LEED platinum for Georgetown residence hall
“Achieving LEED Platinum certification is a major accomplishment for Georgetown,” said Meghan Chapple, vice president for sustainability at Georgetown. “55 H is a special building and...the certification is a testament to what a special space it is.”
The facility is an apartment-style residential building for undergraduates in the Capitol Applied Learning Labs program and graduate students across multiple schools. It has modern living spaces, a fitness center, a contemplation space and other common areas.
Among the building’s eco-friendly features is its use of a new concrete technology that leads to a 40% reduction in greenhouse gas emissions compared with traditional concrete.
Solar panels line the building’s green roof and the front-facing side of the building. The building is powered by clean electricity that does not rely on fossil fuels.
The facility has sunshades and high-performance glass windows that change tint depending on the intensity of sunlight, keeping temperatures inside the building down during the warmer months and reducing overall energy consumption.
The Florida Department of Environmental Protection has awarded the Broward County district a grant of more than $14.8 million to buy the buses. The vehicles will replace older diesel school buses built in or before 2009. Each electric bus is a standard 72-passenger vehicle that produces no emissions at the tailpipe and is quiet on the road.
To complete the needed infrastructure to operate the buses, Florida Power & Light Company has obtained a federal grant and partnered with the district to install charging stations at the district's six transportation terminals.
Broward County officials say that the new vehicles means it will be operating the largest fleet of electric buses in Florida.
The school system, the nation's sixth-largest, transports 54,000 students a day to and from their campuses. Its Student Transportation and Fleet Services Department operates more than 1,200 buses; about 950 are used to transport students during daily routes.
Wind power for University of California system
The university says its contract with SunZia Wind, a 3,500-megawatt (MW) wind project in New Mexico, will enable all of the campuses in the UC system to receive electricity via a 550-mile transmission line.
The expected electricity generation from the university system's 85 MW portion of SunZia is equivalent to the total annual electricity consumption of UC Santa Cruz, UC Santa Barbara, UC Riverside and UC Merced combined.
“This wind contract represents another milestone achievement for the University of California," said David Phillips, associate vice president of capital programs, energy and sustainability. "The SunZia project expands the systemwide collaboration needed to support each of our campuses as they complete their plans to transition away from fossil fuels,”
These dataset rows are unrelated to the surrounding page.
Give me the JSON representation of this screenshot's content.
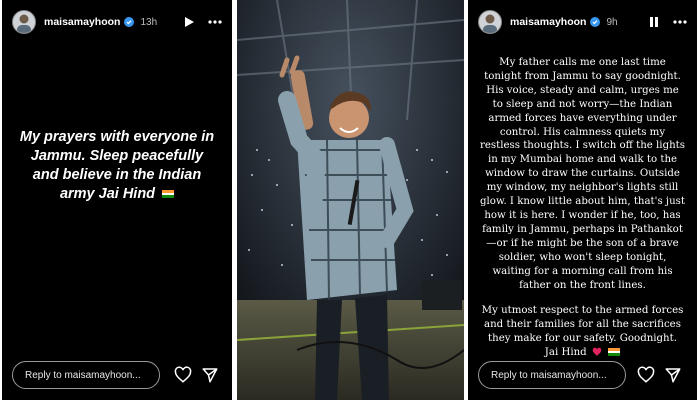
{
  "story_left": {
    "username": "maisamayhoon",
    "time": "13h",
    "message": "My prayers with everyone in Jammu. Sleep peacefully and believe in the Indian army Jai Hind",
    "reply_placeholder": "Reply to maisamayhoon...",
    "icons": [
      "avatar",
      "verified-badge-icon",
      "play-icon",
      "more-icon",
      "heart-icon",
      "send-icon",
      "india-flag-icon"
    ]
  },
  "story_right": {
    "username": "maisamayhoon",
    "time": "9h",
    "paragraph1": "My father calls me one last time tonight from Jammu to say goodnight. His voice, steady and calm, urges me to sleep and not worry—the Indian armed forces have everything under control. His calmness quiets my restless thoughts. I switch off the lights in my Mumbai home and walk to the window to draw the curtains. Outside my window, my neighbor's lights still glow. I know little about him, that's just how it is here. I wonder if he, too, has family in Jammu, perhaps in Pathankot—or if he might be the son of a brave soldier, who won't sleep tonight, waiting for a morning call from his father on the front lines.",
    "paragraph2": "My utmost respect to the armed forces and their families for all the sacrifices they make for our safety. Goodnight. Jai Hind",
    "reply_placeholder": "Reply to maisamayhoon...",
    "icons": [
      "avatar",
      "verified-badge-icon",
      "pause-icon",
      "more-icon",
      "heart-icon",
      "send-icon",
      "red-heart-icon",
      "india-flag-icon"
    ]
  },
  "colors": {
    "story_bg": "#000000",
    "text": "#ffffff",
    "muted": "#bfbfbf",
    "verified": "#3897f0",
    "flag_saffron": "#ff9933",
    "flag_green": "#138808",
    "heart_red": "#e0245e"
  }
}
Pattern Energy, the company that is developing SunZia Wind, says that SunZia Wind and Transmission will combine to create the largest clean energy infrastructure project in United States history.
Construction is expected to start this year and commercial operation is anticipated in 2026.